One of the most difficult parts of being a good cook is mastering some of the most simple techniques. Many people rely too much on their eyes when it comes down to cooking, when really they should be using as many senses as possible. The food will tell you when it's done, not the other way around. Here are a few things you should be doing when cooking, so you can start applying all your senses in the kitchen.
Sight - We all use it, the trick is using it correctly. Look at the pan on the stove. Just because you see some kind of vapor rising from it, that doesn't make it smoke (a very common mistake). Look for a couple things in the pan when you're cooking. The "cooked" color will start to rise up the side of your product, which is a good indicator of time to check the other side. Just because one side is "cooked" that doesn't mean it's ready to flip though. You want to see browning, and you want to see bits of the same color sticking to the bottom of the pan (fond).
Sound - Listen for the sizzle! This can either be a good indicator or a bad one. If you're going to saute something in butter, you want to have a very prominent sizzle sound, but not TOO loud because that means your pan is too hot (your butter will brown in a heartbeat as well, which is a bad sign of pan temp). The easy rule of thumb for sizzle - the louder it is, the hotter the pan. If you're caramelizing something, you want to just barely be able to hear it.
Smell - Aside from certain spices and herbs releasing their most potent scents when they blossom in the pan, smell can tell you almost everything about anything you want to cook. Smell that cheese in the oven? It's about to start browning. Smell a slight nutty aroma coming from your roux? You just went from blonde to brown. Smell smoke? You forgot something in the oven. Smell something that burns your nostrils like the mighty wrath of Cthulhu? Too much vinegar in the pan. But above all - learn to recognize smells.
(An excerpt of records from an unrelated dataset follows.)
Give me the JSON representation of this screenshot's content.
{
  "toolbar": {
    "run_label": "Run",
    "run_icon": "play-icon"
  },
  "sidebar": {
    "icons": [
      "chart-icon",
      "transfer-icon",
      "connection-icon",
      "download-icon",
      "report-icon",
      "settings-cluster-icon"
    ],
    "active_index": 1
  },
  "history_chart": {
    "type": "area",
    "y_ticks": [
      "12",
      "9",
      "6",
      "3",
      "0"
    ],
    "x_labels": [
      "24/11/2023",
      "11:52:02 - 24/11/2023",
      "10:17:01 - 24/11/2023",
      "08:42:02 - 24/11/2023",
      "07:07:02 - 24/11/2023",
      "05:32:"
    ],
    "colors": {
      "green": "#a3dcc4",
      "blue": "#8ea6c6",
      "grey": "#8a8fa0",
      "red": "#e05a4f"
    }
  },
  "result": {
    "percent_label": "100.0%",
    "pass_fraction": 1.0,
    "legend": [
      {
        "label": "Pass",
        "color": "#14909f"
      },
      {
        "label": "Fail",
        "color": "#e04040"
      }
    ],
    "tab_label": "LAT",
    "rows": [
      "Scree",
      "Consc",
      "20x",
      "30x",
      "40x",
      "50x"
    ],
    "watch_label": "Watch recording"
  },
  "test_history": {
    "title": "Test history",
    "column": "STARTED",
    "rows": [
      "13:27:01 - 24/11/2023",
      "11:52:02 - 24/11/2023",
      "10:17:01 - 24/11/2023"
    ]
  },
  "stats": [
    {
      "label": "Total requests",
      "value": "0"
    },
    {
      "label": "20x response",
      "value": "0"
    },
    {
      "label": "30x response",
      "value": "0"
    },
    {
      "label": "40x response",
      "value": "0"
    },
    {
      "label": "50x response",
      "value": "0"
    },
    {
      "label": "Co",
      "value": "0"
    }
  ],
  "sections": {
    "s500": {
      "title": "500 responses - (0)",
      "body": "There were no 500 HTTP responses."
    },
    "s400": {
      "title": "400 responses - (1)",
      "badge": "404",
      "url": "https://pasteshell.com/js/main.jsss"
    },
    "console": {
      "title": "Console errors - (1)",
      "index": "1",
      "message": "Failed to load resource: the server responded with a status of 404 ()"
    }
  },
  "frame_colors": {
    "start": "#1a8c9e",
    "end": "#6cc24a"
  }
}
I can't tell you what things will smell like, but aside from it helping you know when your piece of seared butter glazed halibut is done, it's also a fancy trick when you go out to eat (it's fun to be able to pick apart the ingredients of something by smell alone!). It's also a great thing to have a skilled nose when it comes to wine, but those descriptions can be waaay out there.
Touch - Poke your steak. Poke your chicken. Poke your fish. All flesh becomes firmer when it's cooked. The amount of resistance that it gives you will indicate how much of it is raw and how much is cooked. If you poke your finger into the middle of a steak and it squishes, it's still very rare. If it's nice and firm bounces back very quickly, you're probably nearing or already at well done. Depending on how you like your meat cooked (I like my steak bloody), you're probably looking for the steak to bounce back after you poke it, but not perfectly. This means that the outer parts of the steak are cooked through, while the middle will still be pink.
Taste - Stick your finger in the damn pan.
Tomorrow! We'll get down with some eggs and some jams (practice your caramelizing skills!). Requests? Questions? leave em in the comments.